Carbon dioxide is becoming increasingly popular as a new raw material for plastics production. In a project entitled "Production Dreams", the Institute of Plastics Processing (IKV) at RWTH Aachen University is working together with raw materials manufacturer Covestro and other institutes of RWTH Aachen University and TU Berlin on a process that involves using greenhouse gas on an industrial scale for the production of elastomers. The project is financed by the German Federal Ministry of Education and Research (BMBF) as part of the initiative "r+impulse – Innovative Technologies for Research Efficiency" over a period of three years.
Normally, elastomers are based entirely on oil. It is now possible in their production to replace around 25 percent of the oil used in the feedstock with CO2 to form so-called "polyether carbonate polyurethanes", which can be further processed into elastomers. Individual batches of the innovative material can already be produced in the laboratory. It is now a question of developing a continuous process to enable economical production and further processing on an industrial scale.
Significantly better eco-balance

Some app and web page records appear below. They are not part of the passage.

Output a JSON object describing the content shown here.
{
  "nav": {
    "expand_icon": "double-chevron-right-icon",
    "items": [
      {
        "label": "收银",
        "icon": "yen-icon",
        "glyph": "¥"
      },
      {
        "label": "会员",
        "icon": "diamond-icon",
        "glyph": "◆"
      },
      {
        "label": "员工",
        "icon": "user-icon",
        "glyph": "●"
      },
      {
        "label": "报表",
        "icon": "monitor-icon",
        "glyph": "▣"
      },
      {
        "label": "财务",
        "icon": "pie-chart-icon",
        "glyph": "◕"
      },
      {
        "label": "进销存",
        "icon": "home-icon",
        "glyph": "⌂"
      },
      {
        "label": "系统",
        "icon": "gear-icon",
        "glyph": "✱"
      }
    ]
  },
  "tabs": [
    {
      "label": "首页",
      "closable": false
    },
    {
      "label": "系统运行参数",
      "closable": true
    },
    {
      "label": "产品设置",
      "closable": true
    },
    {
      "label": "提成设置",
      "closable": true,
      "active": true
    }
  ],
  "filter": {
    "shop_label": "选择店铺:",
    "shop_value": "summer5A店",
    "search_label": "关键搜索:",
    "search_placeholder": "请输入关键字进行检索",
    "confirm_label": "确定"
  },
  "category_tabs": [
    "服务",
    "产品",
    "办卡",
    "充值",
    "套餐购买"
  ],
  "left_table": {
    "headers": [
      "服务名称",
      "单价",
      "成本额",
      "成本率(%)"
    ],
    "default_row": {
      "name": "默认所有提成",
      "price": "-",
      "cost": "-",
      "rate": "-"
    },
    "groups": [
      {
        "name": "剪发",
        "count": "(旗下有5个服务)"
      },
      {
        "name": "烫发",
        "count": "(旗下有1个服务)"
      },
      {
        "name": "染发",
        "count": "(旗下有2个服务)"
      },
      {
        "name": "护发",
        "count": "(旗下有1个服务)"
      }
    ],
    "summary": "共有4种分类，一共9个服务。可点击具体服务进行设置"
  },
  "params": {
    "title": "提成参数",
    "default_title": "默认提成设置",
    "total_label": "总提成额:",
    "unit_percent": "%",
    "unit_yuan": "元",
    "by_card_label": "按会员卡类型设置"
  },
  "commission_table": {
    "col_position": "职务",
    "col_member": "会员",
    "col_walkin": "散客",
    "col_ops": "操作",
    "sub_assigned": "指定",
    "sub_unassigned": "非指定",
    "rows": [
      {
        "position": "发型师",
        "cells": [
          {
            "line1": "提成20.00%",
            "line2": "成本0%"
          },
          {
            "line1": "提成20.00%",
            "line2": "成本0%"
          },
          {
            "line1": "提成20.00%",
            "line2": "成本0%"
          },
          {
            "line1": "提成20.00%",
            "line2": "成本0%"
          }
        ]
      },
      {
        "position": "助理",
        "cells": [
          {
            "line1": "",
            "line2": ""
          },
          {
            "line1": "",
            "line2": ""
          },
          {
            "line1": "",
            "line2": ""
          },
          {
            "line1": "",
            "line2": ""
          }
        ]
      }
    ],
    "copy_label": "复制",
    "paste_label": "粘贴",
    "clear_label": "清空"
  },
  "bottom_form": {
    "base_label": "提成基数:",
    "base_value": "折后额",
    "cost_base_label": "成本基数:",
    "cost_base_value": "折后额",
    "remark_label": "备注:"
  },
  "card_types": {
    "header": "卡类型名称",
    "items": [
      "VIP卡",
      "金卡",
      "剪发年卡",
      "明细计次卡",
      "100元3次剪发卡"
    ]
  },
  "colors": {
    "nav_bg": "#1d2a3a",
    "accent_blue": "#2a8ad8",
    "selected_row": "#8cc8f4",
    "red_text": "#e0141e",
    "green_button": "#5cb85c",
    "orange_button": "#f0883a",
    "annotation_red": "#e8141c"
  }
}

Small-scale trials have shown that the elastomers produced in this way have the same high quality as those produced from petrochemical raw materials. At the same time, the large-scale process that the project partners want to devise and implement is far more energy-efficient and needs less solvent. It therefore has a much better eco-balance than conventional processes. Because less oil is used, the processing steps prior to its use in the elastomer are also avoided, thus saving CO2 emissions and energy throughout the process. This conserves the limited resources of crude oil and extends the raw material basis of the chemical and plastics industry.
Nafi Yesildag, M.Sc.